- Pumpkin Chocolate Chip Cookies
- Pumpkin Roll
- 1 and 1/2 cups (190 grams) all-purpose flour, spooned & leveled
- 1 teaspoon pumpkin pie spice
- 1/2 teaspoon ground cinnamon
- 1/2 teaspoon baking soda
- 1 teaspoon cream of tartar
- 1/4 teaspoon salt
- 1/2 cup (115 grams) unsalted butter, softened
- 1/2 cup (100 grams) granulated sugar
- 1/4 cup (50 grams) light brown sugar
- 1 egg yolk room temperature
- 1 teaspoon pure vanilla extract
- 1/4 cup (60 grams) pumpkin puree
For the cinnamon sugar coating:
- 2 tablespoons (25 grams) granulated sugar
- 1 teaspoon ground cinnamon
- In a medium-sized mixing bowl whisk together the flour, pumpkin pie spice, cinnamon, baking soda, cream of tartar, and salt until well combined. Set aside.

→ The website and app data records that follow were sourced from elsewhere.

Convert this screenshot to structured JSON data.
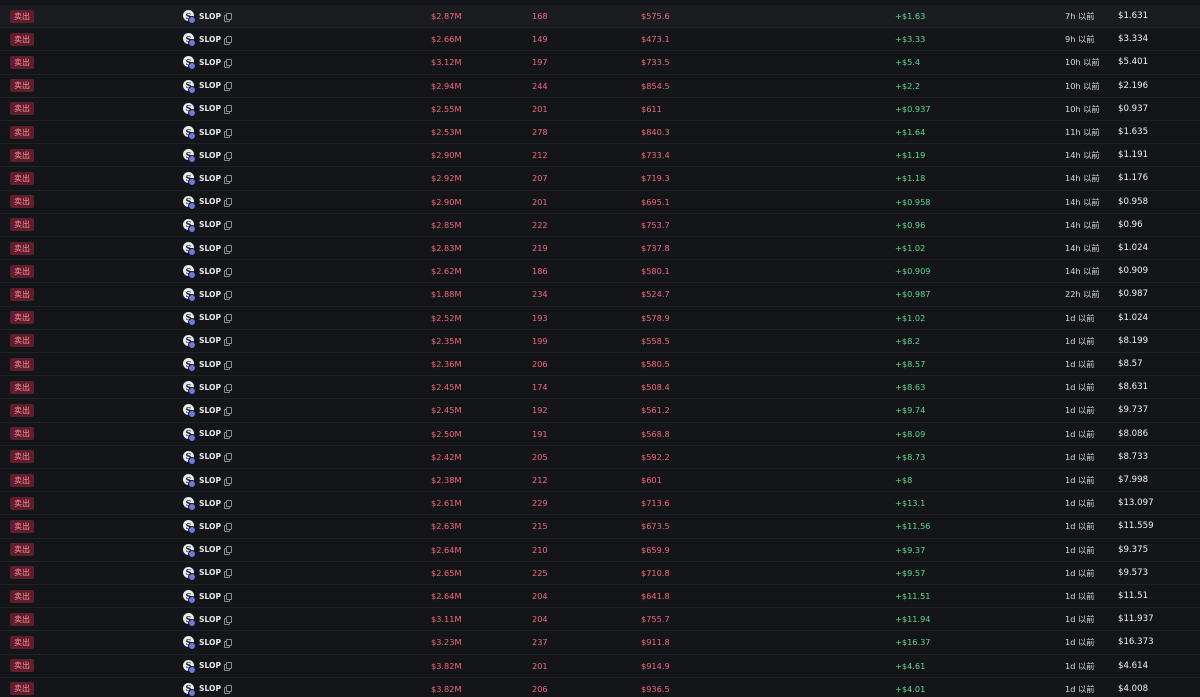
{
  "colors": {
    "background": "#141518",
    "sell_badge_bg": "#5e1e2b",
    "sell_badge_text": "#ff8b9c",
    "negative": "#f2687a",
    "positive": "#5cd98d",
    "chain_badge": "#6b78e8"
  },
  "icons": {
    "token": "slop-token-logo",
    "chain": "chain-badge-icon",
    "copy": "copy-icon"
  },
  "rows": [
    {
      "type": "卖出",
      "token": "SLOP",
      "mcap": "$2.87M",
      "amount": "168",
      "value": "$575.6",
      "pnl": "+$1.63",
      "time": "7h 以前",
      "price": "$1.631"
    },
    {
      "type": "卖出",
      "token": "SLOP",
      "mcap": "$2.66M",
      "amount": "149",
      "value": "$473.1",
      "pnl": "+$3.33",
      "time": "9h 以前",
      "price": "$3.334"
    },
    {
      "type": "卖出",
      "token": "SLOP",
      "mcap": "$3.12M",
      "amount": "197",
      "value": "$733.5",
      "pnl": "+$5.4",
      "time": "10h 以前",
      "price": "$5.401"
    },
    {
      "type": "卖出",
      "token": "SLOP",
      "mcap": "$2.94M",
      "amount": "244",
      "value": "$854.5",
      "pnl": "+$2.2",
      "time": "10h 以前",
      "price": "$2.196"
    },
    {
      "type": "卖出",
      "token": "SLOP",
      "mcap": "$2.55M",
      "amount": "201",
      "value": "$611",
      "pnl": "+$0.937",
      "time": "10h 以前",
      "price": "$0.937"
    },
    {
      "type": "卖出",
      "token": "SLOP",
      "mcap": "$2.53M",
      "amount": "278",
      "value": "$840.3",
      "pnl": "+$1.64",
      "time": "11h 以前",
      "price": "$1.635"
    },
    {
      "type": "卖出",
      "token": "SLOP",
      "mcap": "$2.90M",
      "amount": "212",
      "value": "$733.4",
      "pnl": "+$1.19",
      "time": "14h 以前",
      "price": "$1.191"
    },
    {
      "type": "卖出",
      "token": "SLOP",
      "mcap": "$2.92M",
      "amount": "207",
      "value": "$719.3",
      "pnl": "+$1.18",
      "time": "14h 以前",
      "price": "$1.176"
    },
    {
      "type": "卖出",
      "token": "SLOP",
      "mcap": "$2.90M",
      "amount": "201",
      "value": "$695.1",
      "pnl": "+$0.958",
      "time": "14h 以前",
      "price": "$0.958"
    },
    {
      "type": "卖出",
      "token": "SLOP",
      "mcap": "$2.85M",
      "amount": "222",
      "value": "$753.7",
      "pnl": "+$0.96",
      "time": "14h 以前",
      "price": "$0.96"
    },
    {
      "type": "卖出",
      "token": "SLOP",
      "mcap": "$2.83M",
      "amount": "219",
      "value": "$737.8",
      "pnl": "+$1.02",
      "time": "14h 以前",
      "price": "$1.024"
    },
    {
      "type": "卖出",
      "token": "SLOP",
      "mcap": "$2.62M",
      "amount": "186",
      "value": "$580.1",
      "pnl": "+$0.909",
      "time": "14h 以前",
      "price": "$0.909"
    },
    {
      "type": "卖出",
      "token": "SLOP",
      "mcap": "$1.88M",
      "amount": "234",
      "value": "$524.7",
      "pnl": "+$0.987",
      "time": "22h 以前",
      "price": "$0.987"
    },
    {
      "type": "卖出",
      "token": "SLOP",
      "mcap": "$2.52M",
      "amount": "193",
      "value": "$578.9",
      "pnl": "+$1.02",
      "time": "1d 以前",
      "price": "$1.024"
    },
    {
      "type": "卖出",
      "token": "SLOP",
      "mcap": "$2.35M",
      "amount": "199",
      "value": "$558.5",
      "pnl": "+$8.2",
      "time": "1d 以前",
      "price": "$8.199"
    },
    {
      "type": "卖出",
      "token": "SLOP",
      "mcap": "$2.36M",
      "amount": "206",
      "value": "$580.5",
      "pnl": "+$8.57",
      "time": "1d 以前",
      "price": "$8.57"
    },
    {
      "type": "卖出",
      "token": "SLOP",
      "mcap": "$2.45M",
      "amount": "174",
      "value": "$508.4",
      "pnl": "+$8.63",
      "time": "1d 以前",
      "price": "$8.631"
    },
    {
      "type": "卖出",
      "token": "SLOP",
      "mcap": "$2.45M",
      "amount": "192",
      "value": "$561.2",
      "pnl": "+$9.74",
      "time": "1d 以前",
      "price": "$9.737"
    },
    {
      "type": "卖出",
      "token": "SLOP",
      "mcap": "$2.50M",
      "amount": "191",
      "value": "$568.8",
      "pnl": "+$8.09",
      "time": "1d 以前",
      "price": "$8.086"
    },
    {
      "type": "卖出",
      "token": "SLOP",
      "mcap": "$2.42M",
      "amount": "205",
      "value": "$592.2",
      "pnl": "+$8.73",
      "time": "1d 以前",
      "price": "$8.733"
    },
    {
      "type": "卖出",
      "token": "SLOP",
      "mcap": "$2.38M",
      "amount": "212",
      "value": "$601",
      "pnl": "+$8",
      "time": "1d 以前",
      "price": "$7.998"
    },
    {
      "type": "卖出",
      "token": "SLOP",
      "mcap": "$2.61M",
      "amount": "229",
      "value": "$713.6",
      "pnl": "+$13.1",
      "time": "1d 以前",
      "price": "$13.097"
    },
    {
      "type": "卖出",
      "token": "SLOP",
      "mcap": "$2.63M",
      "amount": "215",
      "value": "$673.5",
      "pnl": "+$11.56",
      "time": "1d 以前",
      "price": "$11.559"
    },
    {
      "type": "卖出",
      "token": "SLOP",
      "mcap": "$2.64M",
      "amount": "210",
      "value": "$659.9",
      "pnl": "+$9.37",
      "time": "1d 以前",
      "price": "$9.375"
    },
    {
      "type": "卖出",
      "token": "SLOP",
      "mcap": "$2.65M",
      "amount": "225",
      "value": "$710.8",
      "pnl": "+$9.57",
      "time": "1d 以前",
      "price": "$9.573"
    },
    {
      "type": "卖出",
      "token": "SLOP",
      "mcap": "$2.64M",
      "amount": "204",
      "value": "$641.8",
      "pnl": "+$11.51",
      "time": "1d 以前",
      "price": "$11.51"
    },
    {
      "type": "卖出",
      "token": "SLOP",
      "mcap": "$3.11M",
      "amount": "204",
      "value": "$755.7",
      "pnl": "+$11.94",
      "time": "1d 以前",
      "price": "$11.937"
    },
    {
      "type": "卖出",
      "token": "SLOP",
      "mcap": "$3.23M",
      "amount": "237",
      "value": "$911.8",
      "pnl": "+$16.37",
      "time": "1d 以前",
      "price": "$16.373"
    },
    {
      "type": "卖出",
      "token": "SLOP",
      "mcap": "$3.82M",
      "amount": "201",
      "value": "$914.9",
      "pnl": "+$4.61",
      "time": "1d 以前",
      "price": "$4.614"
    },
    {
      "type": "卖出",
      "token": "SLOP",
      "mcap": "$3.82M",
      "amount": "206",
      "value": "$936.5",
      "pnl": "+$4.01",
      "time": "1d 以前",
      "price": "$4.008"
    }
  ]
}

- In a large mixing bowl using an electric mixer, cream together the butter, granulated sugar, and brown sugar for 1 to 2 minutes or until well combined. Mix in the egg yolk and vanilla extract, then mix in the pumpkin puree, stopping to scrape down the sides of the bowl as needed.
- Add the dry ingredients to the wet ingredients and mix until just combined. Cover tightly and refrigerate for 30 minutes.

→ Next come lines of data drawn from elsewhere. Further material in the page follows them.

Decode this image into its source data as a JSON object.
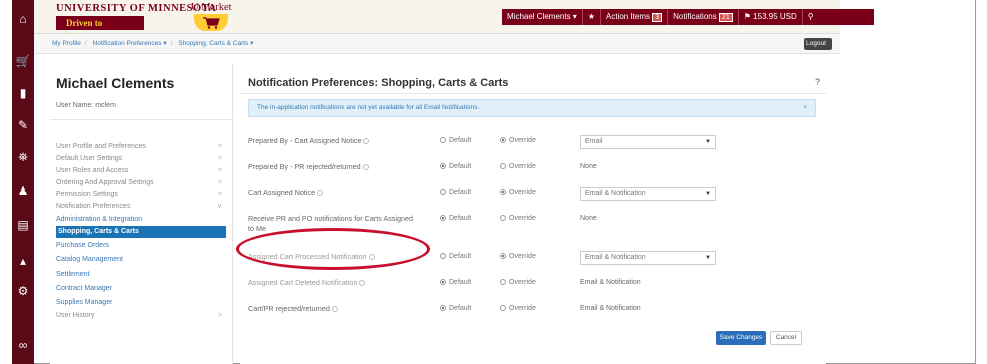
{
  "header": {
    "university": "UNIVERSITY OF MINNESOTA",
    "tagline": "Driven to Discover™",
    "app_name": "U Market",
    "user_menu": "Michael Clements ▾",
    "action_items_label": "Action Items",
    "action_items_count": "3",
    "notifications_label": "Notifications",
    "notifications_count": "21",
    "cart_total": "153.95 USD",
    "star_icon": "★",
    "cart_icon": "⚑",
    "search_icon": "⚲"
  },
  "breadcrumb": {
    "items": [
      "My Profile",
      "Notification Preferences ▾",
      "Shopping, Carts & Carts ▾"
    ],
    "logout_label": "Logout"
  },
  "left_panel": {
    "name": "Michael Clements",
    "user_name": "User Name: mclem",
    "items": [
      "User Profile and Preferences",
      "Default User Settings",
      "User Roles and Access",
      "Ordering And Approval Settings",
      "Permission Settings",
      "Notification Preferences"
    ],
    "subitems": [
      "Administration & Integration",
      "Shopping, Carts & Carts",
      "Purchase Orders",
      "Catalog Management",
      "Settlement",
      "Contract Manager",
      "Supplies Manager"
    ],
    "last_item": "User History"
  },
  "main": {
    "title": "Notification Preferences:  Shopping, Carts & Carts",
    "help": "?",
    "notice": "The in-application notifications are not yet available for all Email Notifications.",
    "default_label": "Default",
    "override_label": "Override",
    "rows": [
      {
        "label": "Prepared By - Cart Assigned Notice",
        "value": "Email"
      },
      {
        "label": "Prepared By - PR rejected/returned",
        "value": "None"
      },
      {
        "label": "Cart Assigned Notice",
        "value": "Email & Notification"
      },
      {
        "label": "Receive PR and PO notifications for Carts Assigned to Me",
        "value": "None"
      },
      {
        "label": "Assigned Cart Processed Notification",
        "value": "Email & Notification"
      },
      {
        "label": "Assigned Cart Deleted Notification",
        "value": "Email & Notification"
      },
      {
        "label": "Cart/PR rejected/returned",
        "value": "Email & Notification"
      }
    ],
    "save_label": "Save Changes",
    "cancel_label": "Cancel"
  },
  "colors": {
    "maroon": "#7a0019",
    "gold": "#ffcc33",
    "accent_blue": "#1a73b5",
    "highlight_red": "#c8102e"
  }
}
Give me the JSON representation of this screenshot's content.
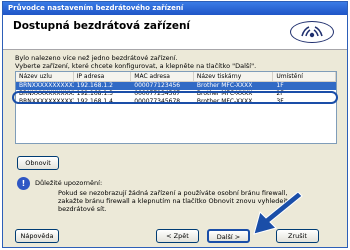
{
  "window": {
    "title": "Průvodce nastavením bezdrátového zařízení"
  },
  "header": {
    "title": "Dostupná bezdrátová zařízení"
  },
  "instructions": {
    "line1": "Bylo nalezeno více než jedno bezdrátové zařízení.",
    "line2": "Vyberte zařízení, které chcete konfigurovat, a klepněte na tlačítko \"Další\"."
  },
  "device_list": {
    "columns": [
      "Název uzlu",
      "IP adresa",
      "MAC adresa",
      "Název tiskárny",
      "Umístění"
    ],
    "rows": [
      [
        "BRNXXXXXXXXXXXX",
        "192.168.1.2",
        "000077123456",
        "Brother MFC-XXXX",
        "1F"
      ],
      [
        "BRNXXXXXXXXXXXX",
        "192.168.1.3",
        "000077234567",
        "Brother MFC-XXXX",
        "2F"
      ],
      [
        "BRNXXXXXXXXXXXX",
        "192.168.1.4",
        "000077345678",
        "Brother MFC-XXXX",
        "3F"
      ]
    ],
    "selected_index": 0
  },
  "buttons": {
    "refresh": "Obnovit",
    "help": "Nápověda",
    "back": "< Zpět",
    "next": "Další >",
    "cancel": "Zrušit"
  },
  "note": {
    "title": "Důležité upozornění:",
    "text": "Pokud se nezobrazují žádná zařízení a používáte osobní bránu firewall, zakažte bránu firewall a klepnutím na tlačítko Obnovit znovu vyhledejte bezdrátové sít."
  },
  "icons": {
    "logo": "brother-logo-icon",
    "info": "info-icon",
    "arrow": "pointer-arrow-icon"
  },
  "colors": {
    "titlebar": "#1f55c7",
    "selection": "#316ac5",
    "highlight": "#1a4ea8"
  }
}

- Preheat the oven to 350°F (177°C). Line two large baking sheets with parchment paper or silicone baking mats and set aside.

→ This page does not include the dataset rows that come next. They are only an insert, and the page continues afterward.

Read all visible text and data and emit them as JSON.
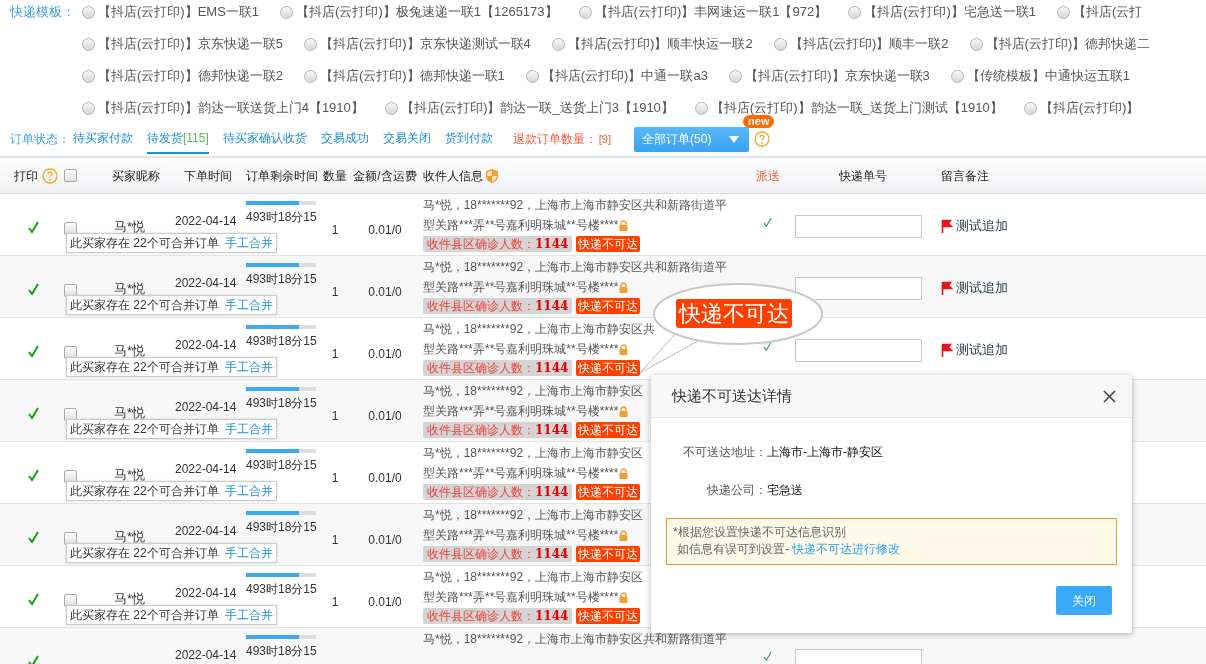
{
  "template_label": "快递模板：",
  "template_rows": [
    [
      {
        "label": "【抖店(云打印)】EMS一联1",
        "selected": false
      },
      {
        "label": "【抖店(云打印)】极兔速递一联1【1265173】",
        "selected": false
      },
      {
        "label": "【抖店(云打印)】丰网速运一联1【972】",
        "selected": false
      },
      {
        "label": "【抖店(云打印)】宅急送一联1",
        "selected": false
      },
      {
        "label": "【抖店(云打",
        "selected": false
      }
    ],
    [
      {
        "label": "【抖店(云打印)】京东快递一联5",
        "selected": false
      },
      {
        "label": "【抖店(云打印)】京东快递测试一联4",
        "selected": false
      },
      {
        "label": "【抖店(云打印)】顺丰快运一联2",
        "selected": false
      },
      {
        "label": "【抖店(云打印)】顺丰一联2",
        "selected": false
      },
      {
        "label": "【抖店(云打印)】德邦快递二",
        "selected": false
      }
    ],
    [
      {
        "label": "【抖店(云打印)】德邦快递一联2",
        "selected": false
      },
      {
        "label": "【抖店(云打印)】德邦快递一联1",
        "selected": false
      },
      {
        "label": "【抖店(云打印)】中通一联a3",
        "selected": false
      },
      {
        "label": "【抖店(云打印)】京东快递一联3",
        "selected": false
      },
      {
        "label": "【传统模板】中通快运五联1",
        "selected": false
      }
    ],
    [
      {
        "label": "【抖店(云打印)】韵达一联送货上门4【1910】",
        "selected": false
      },
      {
        "label": "【抖店(云打印)】韵达一联_送货上门3【1910】",
        "selected": false
      },
      {
        "label": "【抖店(云打印)】韵达一联_送货上门测试【1910】",
        "selected": false
      },
      {
        "label": "【抖店(云打印)】",
        "selected": false
      }
    ]
  ],
  "status_label": "订单状态：",
  "status_tabs": [
    {
      "label": "待买家付款",
      "selected": false
    },
    {
      "label": "待发货",
      "count": "[115]",
      "selected": true
    },
    {
      "label": "待买家确认收货",
      "selected": false
    },
    {
      "label": "交易成功",
      "selected": false
    },
    {
      "label": "交易关闭",
      "selected": false
    },
    {
      "label": "货到付款",
      "selected": false
    }
  ],
  "refund": {
    "label": "退款订单数量：",
    "count": "[9]"
  },
  "filter_button": {
    "label": "全部订单(50)",
    "badge": "new"
  },
  "table": {
    "columns": [
      {
        "label": "打印",
        "highlight": false
      },
      {
        "label": "买家昵称",
        "highlight": false
      },
      {
        "label": "下单时间",
        "highlight": false
      },
      {
        "label": "订单剩余时间",
        "highlight": false
      },
      {
        "label": "数量",
        "highlight": false
      },
      {
        "label": "金额/含运费",
        "highlight": false
      },
      {
        "label": "收件人信息",
        "highlight": false
      },
      {
        "label": "派送",
        "highlight": true
      },
      {
        "label": "快递单号",
        "highlight": false
      },
      {
        "label": "留言备注",
        "highlight": false
      }
    ],
    "select_all": {
      "checked": false
    },
    "rows": [
      {
        "printed": true,
        "checked": false,
        "name": "马*悦",
        "date": "2022-04-14",
        "remaining": "493时18分15",
        "level": 0.75,
        "qty": "1",
        "amount": "0.01/0",
        "address_lines": [
          "马*悦，18*******92，上海市上海市静安区共和新路街道平",
          "型关路***弄**号嘉利明珠城**号楼****"
        ],
        "zone_tag": {
          "label": "收件县区确诊人数：",
          "value": "1144"
        },
        "unreachable_tag": "快递不可达",
        "merge_note": {
          "text": "此买家存在 22个可合并订单",
          "link": "手工合并"
        },
        "dispatched": true,
        "tracking_field": true,
        "note": "测试追加"
      },
      {
        "printed": true,
        "checked": false,
        "name": "马*悦",
        "date": "2022-04-14",
        "remaining": "493时18分15",
        "level": 0.75,
        "qty": "1",
        "amount": "0.01/0",
        "address_lines": [
          "马*悦，18*******92，上海市上海市静安区共和新路街道平",
          "型关路***弄**号嘉利明珠城**号楼****"
        ],
        "zone_tag": {
          "label": "收件县区确诊人数：",
          "value": "1144"
        },
        "unreachable_tag": "快递不可达",
        "merge_note": {
          "text": "此买家存在 22个可合并订单",
          "link": "手工合并"
        },
        "tracking_field": true,
        "note": "测试追加"
      },
      {
        "printed": true,
        "checked": false,
        "name": "马*悦",
        "date": "2022-04-14",
        "remaining": "493时18分15",
        "level": 0.75,
        "qty": "1",
        "amount": "0.01/0",
        "address_lines": [
          "马*悦，18*******92，上海市上海市静安区共",
          "型关路***弄**号嘉利明珠城**号楼****"
        ],
        "zone_tag": {
          "label": "收件县区确诊人数：",
          "value": "1144"
        },
        "unreachable_tag": "快递不可达",
        "merge_note": {
          "text": "此买家存在 22个可合并订单",
          "link": "手工合并"
        },
        "dispatched": true,
        "tracking_field": true,
        "note": "测试追加"
      },
      {
        "printed": true,
        "checked": false,
        "name": "马*悦",
        "date": "2022-04-14",
        "remaining": "493时18分15",
        "level": 0.75,
        "qty": "1",
        "amount": "0.01/0",
        "address_lines": [
          "马*悦，18*******92，上海市上海市静安区",
          "型关路***弄**号嘉利明珠城**号楼****"
        ],
        "zone_tag": {
          "label": "收件县区确诊人数：",
          "value": "1144"
        },
        "unreachable_tag": "快递不可达",
        "merge_note": {
          "text": "此买家存在 22个可合并订单",
          "link": "手工合并"
        }
      },
      {
        "printed": true,
        "checked": false,
        "name": "马*悦",
        "date": "2022-04-14",
        "remaining": "493时18分15",
        "level": 0.75,
        "qty": "1",
        "amount": "0.01/0",
        "address_lines": [
          "马*悦，18*******92，上海市上海市静安区",
          "型关路***弄**号嘉利明珠城**号楼****"
        ],
        "zone_tag": {
          "label": "收件县区确诊人数：",
          "value": "1144"
        },
        "unreachable_tag": "快递不可达",
        "merge_note": {
          "text": "此买家存在 22个可合并订单",
          "link": "手工合并"
        }
      },
      {
        "printed": true,
        "checked": false,
        "name": "马*悦",
        "date": "2022-04-14",
        "remaining": "493时18分15",
        "level": 0.75,
        "qty": "1",
        "amount": "0.01/0",
        "address_lines": [
          "马*悦，18*******92，上海市上海市静安区",
          "型关路***弄**号嘉利明珠城**号楼****"
        ],
        "zone_tag": {
          "label": "收件县区确诊人数：",
          "value": "1144"
        },
        "unreachable_tag": "快递不可达",
        "merge_note": {
          "text": "此买家存在 22个可合并订单",
          "link": "手工合并"
        }
      },
      {
        "printed": true,
        "checked": false,
        "name": "马*悦",
        "date": "2022-04-14",
        "remaining": "493时18分15",
        "level": 0.75,
        "qty": "1",
        "amount": "0.01/0",
        "address_lines": [
          "马*悦，18*******92，上海市上海市静安区",
          "型关路***弄**号嘉利明珠城**号楼****"
        ],
        "zone_tag": {
          "label": "收件县区确诊人数：",
          "value": "1144"
        },
        "unreachable_tag": "快递不可达",
        "merge_note": {
          "text": "此买家存在 22个可合并订单",
          "link": "手工合并"
        }
      },
      {
        "printed": true,
        "date": "2022-04-14",
        "remaining": "493时18分15",
        "level": 0.75,
        "address_lines": [
          "马*悦，18*******92，上海市上海市静安区共和新路街道平"
        ],
        "dispatched": true,
        "tracking_field": true
      }
    ]
  },
  "callout": {
    "label": "快递不可达"
  },
  "dialog": {
    "title": "快递不可送达详情",
    "fields": [
      {
        "label": "不可送达地址：",
        "value": "上海市-上海市-静安区"
      },
      {
        "label": "快递公司：",
        "value": "宅急送"
      }
    ],
    "notice": {
      "line_1": "*根据您设置快递不可达信息识别",
      "line_2": "如信息有误可到设置-",
      "link": "快递不可达进行修改"
    },
    "button": "关闭"
  }
}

- Remove the cookie dough from the refrigerator. Using a 2 tablespoon cookie scoop, scoop the cookie dough onto the prepared baking sheets, making sure to leave a little room between each one.
- In a small mixing bowl, whisk together the 2 tablespoons of sugar and 1 teaspoon ground cinnamon for the coating. Roll each ball of cookie dough in the cinnamon sugar coating and place back on the baking sheets.
- Bake for 10 to 13 minutes or until the cookies are set. Remove from the oven and allow to cool on the baking sheet for 10 minutes, then transfer the cookies to a wire rack to cool completely.
Easy recipe ~ I followed others and added more pumpkin purée and pumpkin pie spice. I also added 1oz of bourbon which really helps make the flavors pop
They are delicious, but they did not come out chewy, like I had hoped. They came out cakey. They look like like little mounds. They were not flat. They didn’t spread.
I grow my own pumpkin and process it. Always have lots in the freezer and wanted a cookie that is not caky. This is it! I did several things differently.
1. I used 1 tbsp. of dough instead of two. Baking time is 10 min. rotating the cookie sheet half way through
2. For the second batch, I made, I added about 1 &1/2 tsp orange zest with the flour. That put these cookies right over the top.
3. I prepped the night before. Put the frozen butter and sugar in a bowl. Put together the dry ingredients along with the orange zest and left on the counter, along with the egg. The pumpkin, I measured out, added the vanilla and stowed in the frig
Easy, peasy when I got up, the next morning. One last tip. After the dough has come together, use a wooden spoon to be sure the butter, at the bottom of the bowl is fully incorporated. Love this recipe!!!!
My cookies came out as Ellen described. Cakey, didn’t spread. Reminded me a little of biscochos. I thought it might have been the type of flour I used but I made sure to adjust it to meet the ratio. I also added extra pumpkin but I feel like it didn’t really come through. A little sad but I know they’ll get eaten anyway.
Adding extra pumpkin will add more moisture to the cookie dough and cause them to be cakey. If you used a different type of flour that will affect the cookies as well. If you’re looking for a cookie that’s not cakey, I’d recommend following the actual recipe.
How many cookies does these make?
18 cookies, it’s listed in the recipe card right above the ingredients 🙂